=== Stored records ===
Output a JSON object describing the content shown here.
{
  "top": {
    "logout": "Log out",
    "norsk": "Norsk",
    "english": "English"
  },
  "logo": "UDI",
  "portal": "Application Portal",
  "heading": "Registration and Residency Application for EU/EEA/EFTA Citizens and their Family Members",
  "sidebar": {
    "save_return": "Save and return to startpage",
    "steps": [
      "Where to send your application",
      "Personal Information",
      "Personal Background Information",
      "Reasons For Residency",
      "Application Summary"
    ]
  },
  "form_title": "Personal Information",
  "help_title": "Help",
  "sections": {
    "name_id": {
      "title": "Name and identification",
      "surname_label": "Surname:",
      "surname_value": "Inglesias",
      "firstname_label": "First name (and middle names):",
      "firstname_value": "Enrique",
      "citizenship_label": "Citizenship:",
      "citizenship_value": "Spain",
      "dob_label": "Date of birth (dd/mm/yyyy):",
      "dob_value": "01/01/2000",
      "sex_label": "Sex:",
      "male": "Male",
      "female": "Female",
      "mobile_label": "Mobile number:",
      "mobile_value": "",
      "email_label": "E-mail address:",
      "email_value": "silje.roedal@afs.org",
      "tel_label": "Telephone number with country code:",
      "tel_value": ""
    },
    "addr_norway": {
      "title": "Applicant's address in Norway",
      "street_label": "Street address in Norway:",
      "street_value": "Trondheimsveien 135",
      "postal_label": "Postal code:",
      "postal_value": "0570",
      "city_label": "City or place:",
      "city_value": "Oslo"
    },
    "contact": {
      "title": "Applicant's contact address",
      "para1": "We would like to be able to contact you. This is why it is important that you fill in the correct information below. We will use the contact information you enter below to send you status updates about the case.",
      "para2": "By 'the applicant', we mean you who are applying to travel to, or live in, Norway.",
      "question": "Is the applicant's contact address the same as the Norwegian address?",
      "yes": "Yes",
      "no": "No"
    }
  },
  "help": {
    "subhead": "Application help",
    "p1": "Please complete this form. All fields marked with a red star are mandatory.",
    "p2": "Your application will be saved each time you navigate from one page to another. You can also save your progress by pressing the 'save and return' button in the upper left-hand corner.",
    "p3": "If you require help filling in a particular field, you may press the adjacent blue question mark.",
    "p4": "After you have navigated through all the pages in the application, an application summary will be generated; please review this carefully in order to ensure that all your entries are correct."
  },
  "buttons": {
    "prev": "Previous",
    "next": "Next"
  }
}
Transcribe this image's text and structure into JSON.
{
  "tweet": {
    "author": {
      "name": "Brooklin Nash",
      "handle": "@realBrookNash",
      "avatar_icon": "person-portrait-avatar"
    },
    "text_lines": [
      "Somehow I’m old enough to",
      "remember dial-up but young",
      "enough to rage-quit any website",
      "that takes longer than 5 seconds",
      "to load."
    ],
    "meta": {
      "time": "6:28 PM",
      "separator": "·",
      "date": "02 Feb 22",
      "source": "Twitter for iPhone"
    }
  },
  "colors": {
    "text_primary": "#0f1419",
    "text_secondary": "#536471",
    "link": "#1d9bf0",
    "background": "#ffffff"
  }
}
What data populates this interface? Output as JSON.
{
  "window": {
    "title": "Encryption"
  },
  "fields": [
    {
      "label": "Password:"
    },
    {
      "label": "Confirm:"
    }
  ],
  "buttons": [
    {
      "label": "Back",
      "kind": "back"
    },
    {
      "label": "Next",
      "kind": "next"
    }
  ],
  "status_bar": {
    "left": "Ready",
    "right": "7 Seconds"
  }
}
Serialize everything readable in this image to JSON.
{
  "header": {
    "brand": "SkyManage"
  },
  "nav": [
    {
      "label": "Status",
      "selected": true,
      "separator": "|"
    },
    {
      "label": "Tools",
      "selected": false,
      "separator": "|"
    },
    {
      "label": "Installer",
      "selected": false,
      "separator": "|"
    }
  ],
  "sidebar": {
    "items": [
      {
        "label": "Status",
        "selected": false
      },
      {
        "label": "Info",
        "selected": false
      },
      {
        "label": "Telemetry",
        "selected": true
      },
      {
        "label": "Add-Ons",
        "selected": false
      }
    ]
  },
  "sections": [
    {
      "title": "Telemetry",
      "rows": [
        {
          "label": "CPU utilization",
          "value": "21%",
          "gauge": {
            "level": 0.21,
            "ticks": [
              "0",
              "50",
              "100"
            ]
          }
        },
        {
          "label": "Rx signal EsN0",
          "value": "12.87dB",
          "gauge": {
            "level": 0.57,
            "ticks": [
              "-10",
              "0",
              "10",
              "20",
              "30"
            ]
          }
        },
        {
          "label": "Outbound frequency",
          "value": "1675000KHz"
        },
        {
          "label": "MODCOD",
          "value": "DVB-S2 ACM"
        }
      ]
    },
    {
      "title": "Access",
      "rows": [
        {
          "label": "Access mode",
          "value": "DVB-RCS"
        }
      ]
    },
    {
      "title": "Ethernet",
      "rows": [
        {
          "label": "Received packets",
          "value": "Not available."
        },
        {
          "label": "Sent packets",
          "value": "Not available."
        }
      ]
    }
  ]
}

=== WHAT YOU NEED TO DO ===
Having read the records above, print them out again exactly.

=== ANSWER SPACE ===
Output a JSON object describing the content shown here.
{
  "top": {
    "logout": "Log out",
    "norsk": "Norsk",
    "english": "English"
  },
  "logo": "UDI",
  "portal": "Application Portal",
  "heading": "Registration and Residency Application for EU/EEA/EFTA Citizens and their Family Members",
  "sidebar": {
    "save_return": "Save and return to startpage",
    "steps": [
      "Where to send your application",
      "Personal Information",
      "Personal Background Information",
      "Reasons For Residency",
      "Application Summary"
    ]
  },
  "form_title": "Personal Information",
  "help_title": "Help",
  "sections": {
    "name_id": {
      "title": "Name and identification",
      "surname_label": "Surname:",
      "surname_value": "Inglesias",
      "firstname_label": "First name (and middle names):",
      "firstname_value": "Enrique",
      "citizenship_label": "Citizenship:",
      "citizenship_value": "Spain",
      "dob_label": "Date of birth (dd/mm/yyyy):",
      "dob_value": "01/01/2000",
      "sex_label": "Sex:",
      "male": "Male",
      "female": "Female",
      "mobile_label": "Mobile number:",
      "mobile_value": "",
      "email_label": "E-mail address:",
      "email_value": "silje.roedal@afs.org",
      "tel_label": "Telephone number with country code:",
      "tel_value": ""
    },
    "addr_norway": {
      "title": "Applicant's address in Norway",
      "street_label": "Street address in Norway:",
      "street_value": "Trondheimsveien 135",
      "postal_label": "Postal code:",
      "postal_value": "0570",
      "city_label": "City or place:",
      "city_value": "Oslo"
    },
    "contact": {
      "title": "Applicant's contact address",
      "para1": "We would like to be able to contact you. This is why it is important that you fill in the correct information below. We will use the contact information you enter below to send you status updates about the case.",
      "para2": "By 'the applicant', we mean you who are applying to travel to, or live in, Norway.",
      "question": "Is the applicant's contact address the same as the Norwegian address?",
      "yes": "Yes",
      "no": "No"
    }
  },
  "help": {
    "subhead": "Application help",
    "p1": "Please complete this form. All fields marked with a red star are mandatory.",
    "p2": "Your application will be saved each time you navigate from one page to another. You can also save your progress by pressing the 'save and return' button in the upper left-hand corner.",
    "p3": "If you require help filling in a particular field, you may press the adjacent blue question mark.",
    "p4": "After you have navigated through all the pages in the application, an application summary will be generated; please review this carefully in order to ensure that all your entries are correct."
  },
  "buttons": {
    "prev": "Previous",
    "next": "Next"
  }
}
Transcribe this image's text and structure into JSON.
{
  "tweet": {
    "author": {
      "name": "Brooklin Nash",
      "handle": "@realBrookNash",
      "avatar_icon": "person-portrait-avatar"
    },
    "text_lines": [
      "Somehow I’m old enough to",
      "remember dial-up but young",
      "enough to rage-quit any website",
      "that takes longer than 5 seconds",
      "to load."
    ],
    "meta": {
      "time": "6:28 PM",
      "separator": "·",
      "date": "02 Feb 22",
      "source": "Twitter for iPhone"
    }
  },
  "colors": {
    "text_primary": "#0f1419",
    "text_secondary": "#536471",
    "link": "#1d9bf0",
    "background": "#ffffff"
  }
}
What data populates this interface? Output as JSON.
{
  "window": {
    "title": "Encryption"
  },
  "fields": [
    {
      "label": "Password:"
    },
    {
      "label": "Confirm:"
    }
  ],
  "buttons": [
    {
      "label": "Back",
      "kind": "back"
    },
    {
      "label": "Next",
      "kind": "next"
    }
  ],
  "status_bar": {
    "left": "Ready",
    "right": "7 Seconds"
  }
}
Serialize everything readable in this image to JSON.
{
  "header": {
    "brand": "SkyManage"
  },
  "nav": [
    {
      "label": "Status",
      "selected": true,
      "separator": "|"
    },
    {
      "label": "Tools",
      "selected": false,
      "separator": "|"
    },
    {
      "label": "Installer",
      "selected": false,
      "separator": "|"
    }
  ],
  "sidebar": {
    "items": [
      {
        "label": "Status",
        "selected": false
      },
      {
        "label": "Info",
        "selected": false
      },
      {
        "label": "Telemetry",
        "selected": true
      },
      {
        "label": "Add-Ons",
        "selected": false
      }
    ]
  },
  "sections": [
    {
      "title": "Telemetry",
      "rows": [
        {
          "label": "CPU utilization",
          "value": "21%",
          "gauge": {
            "level": 0.21,
            "ticks": [
              "0",
              "50",
              "100"
            ]
          }
        },
        {
          "label": "Rx signal EsN0",
          "value": "12.87dB",
          "gauge": {
            "level": 0.57,
            "ticks": [
              "-10",
              "0",
              "10",
              "20",
              "30"
            ]
          }
        },
        {
          "label": "Outbound frequency",
          "value": "1675000KHz"
        },
        {
          "label": "MODCOD",
          "value": "DVB-S2 ACM"
        }
      ]
    },
    {
      "title": "Access",
      "rows": [
        {
          "label": "Access mode",
          "value": "DVB-RCS"
        }
      ]
    },
    {
      "title": "Ethernet",
      "rows": [
        {
          "label": "Received packets",
          "value": "Not available."
        },
        {
          "label": "Sent packets",
          "value": "Not available."
        }
      ]
    }
  ]
}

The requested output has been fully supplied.